*** EXTRACTED ENTRIES Section Begins ***

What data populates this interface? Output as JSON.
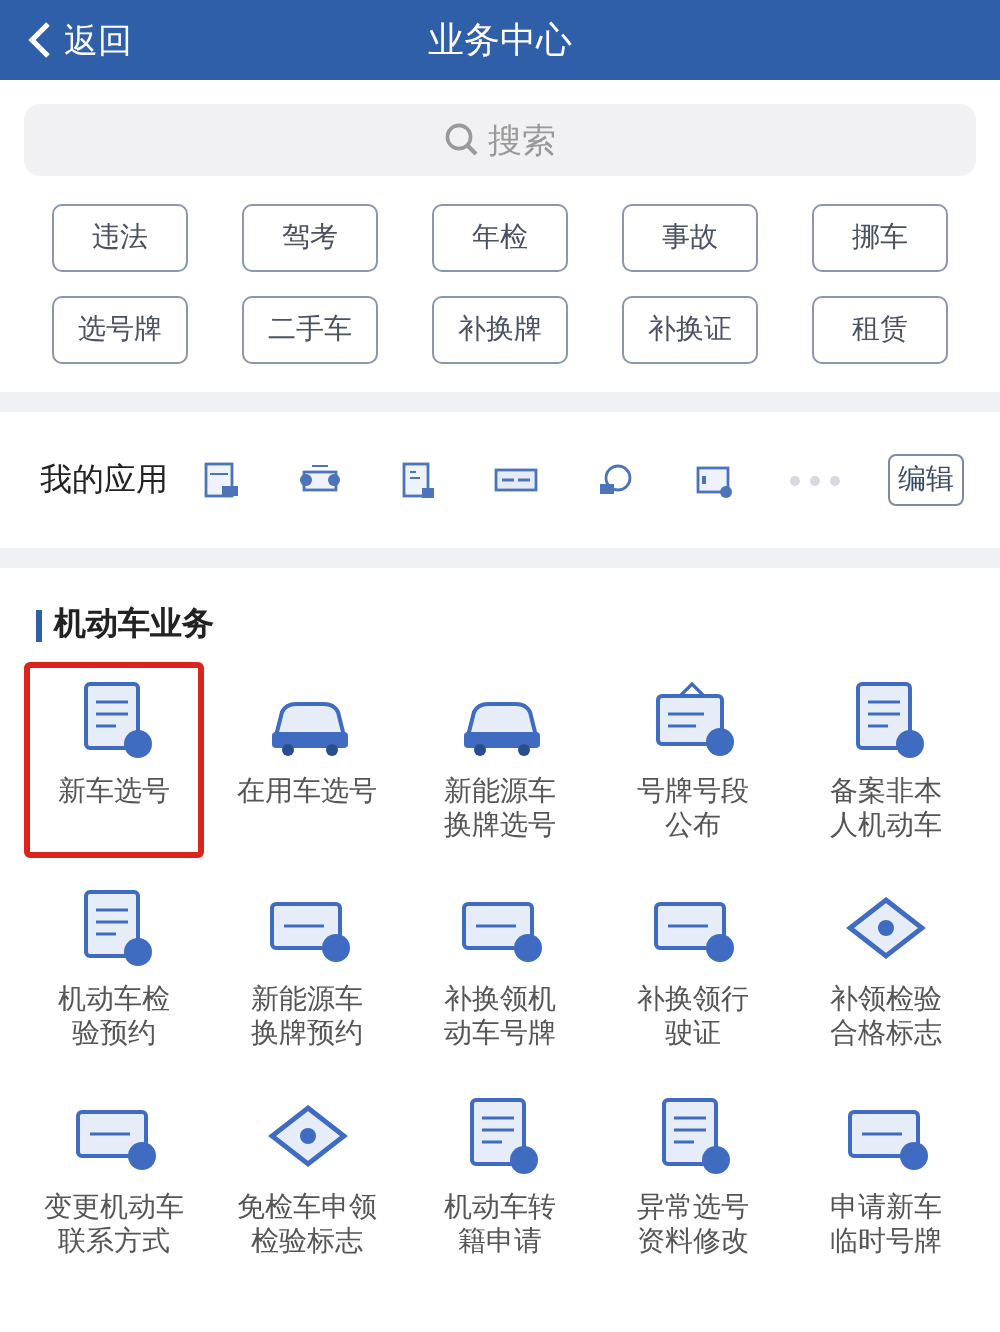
{
  "header": {
    "back": "返回",
    "title": "业务中心"
  },
  "search": {
    "placeholder": "搜索"
  },
  "quick_links": [
    "违法",
    "驾考",
    "年检",
    "事故",
    "挪车",
    "选号牌",
    "二手车",
    "补换牌",
    "补换证",
    "租赁"
  ],
  "my_apps": {
    "title": "我的应用",
    "edit": "编辑"
  },
  "section": {
    "title": "机动车业务",
    "items": [
      {
        "lines": [
          "新车选号"
        ],
        "selected": true
      },
      {
        "lines": [
          "在用车选号"
        ],
        "selected": false
      },
      {
        "lines": [
          "新能源车",
          "换牌选号"
        ],
        "selected": false
      },
      {
        "lines": [
          "号牌号段",
          "公布"
        ],
        "selected": false
      },
      {
        "lines": [
          "备案非本",
          "人机动车"
        ],
        "selected": false
      },
      {
        "lines": [
          "机动车检",
          "验预约"
        ],
        "selected": false
      },
      {
        "lines": [
          "新能源车",
          "换牌预约"
        ],
        "selected": false
      },
      {
        "lines": [
          "补换领机",
          "动车号牌"
        ],
        "selected": false
      },
      {
        "lines": [
          "补换领行",
          "驶证"
        ],
        "selected": false
      },
      {
        "lines": [
          "补领检验",
          "合格标志"
        ],
        "selected": false
      },
      {
        "lines": [
          "变更机动车",
          "联系方式"
        ],
        "selected": false
      },
      {
        "lines": [
          "免检车申领",
          "检验标志"
        ],
        "selected": false
      },
      {
        "lines": [
          "机动车转",
          "籍申请"
        ],
        "selected": false
      },
      {
        "lines": [
          "异常选号",
          "资料修改"
        ],
        "selected": false
      },
      {
        "lines": [
          "申请新车",
          "临时号牌"
        ],
        "selected": false
      }
    ]
  }
}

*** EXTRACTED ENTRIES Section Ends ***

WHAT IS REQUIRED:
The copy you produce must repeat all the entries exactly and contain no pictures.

RESULT:
What data populates this interface? Output as JSON.
{
  "header": {
    "back": "返回",
    "title": "业务中心"
  },
  "search": {
    "placeholder": "搜索"
  },
  "quick_links": [
    "违法",
    "驾考",
    "年检",
    "事故",
    "挪车",
    "选号牌",
    "二手车",
    "补换牌",
    "补换证",
    "租赁"
  ],
  "my_apps": {
    "title": "我的应用",
    "edit": "编辑"
  },
  "section": {
    "title": "机动车业务",
    "items": [
      {
        "lines": [
          "新车选号"
        ],
        "selected": true
      },
      {
        "lines": [
          "在用车选号"
        ],
        "selected": false
      },
      {
        "lines": [
          "新能源车",
          "换牌选号"
        ],
        "selected": false
      },
      {
        "lines": [
          "号牌号段",
          "公布"
        ],
        "selected": false
      },
      {
        "lines": [
          "备案非本",
          "人机动车"
        ],
        "selected": false
      },
      {
        "lines": [
          "机动车检",
          "验预约"
        ],
        "selected": false
      },
      {
        "lines": [
          "新能源车",
          "换牌预约"
        ],
        "selected": false
      },
      {
        "lines": [
          "补换领机",
          "动车号牌"
        ],
        "selected": false
      },
      {
        "lines": [
          "补换领行",
          "驶证"
        ],
        "selected": false
      },
      {
        "lines": [
          "补领检验",
          "合格标志"
        ],
        "selected": false
      },
      {
        "lines": [
          "变更机动车",
          "联系方式"
        ],
        "selected": false
      },
      {
        "lines": [
          "免检车申领",
          "检验标志"
        ],
        "selected": false
      },
      {
        "lines": [
          "机动车转",
          "籍申请"
        ],
        "selected": false
      },
      {
        "lines": [
          "异常选号",
          "资料修改"
        ],
        "selected": false
      },
      {
        "lines": [
          "申请新车",
          "临时号牌"
        ],
        "selected": false
      }
    ]
  }
}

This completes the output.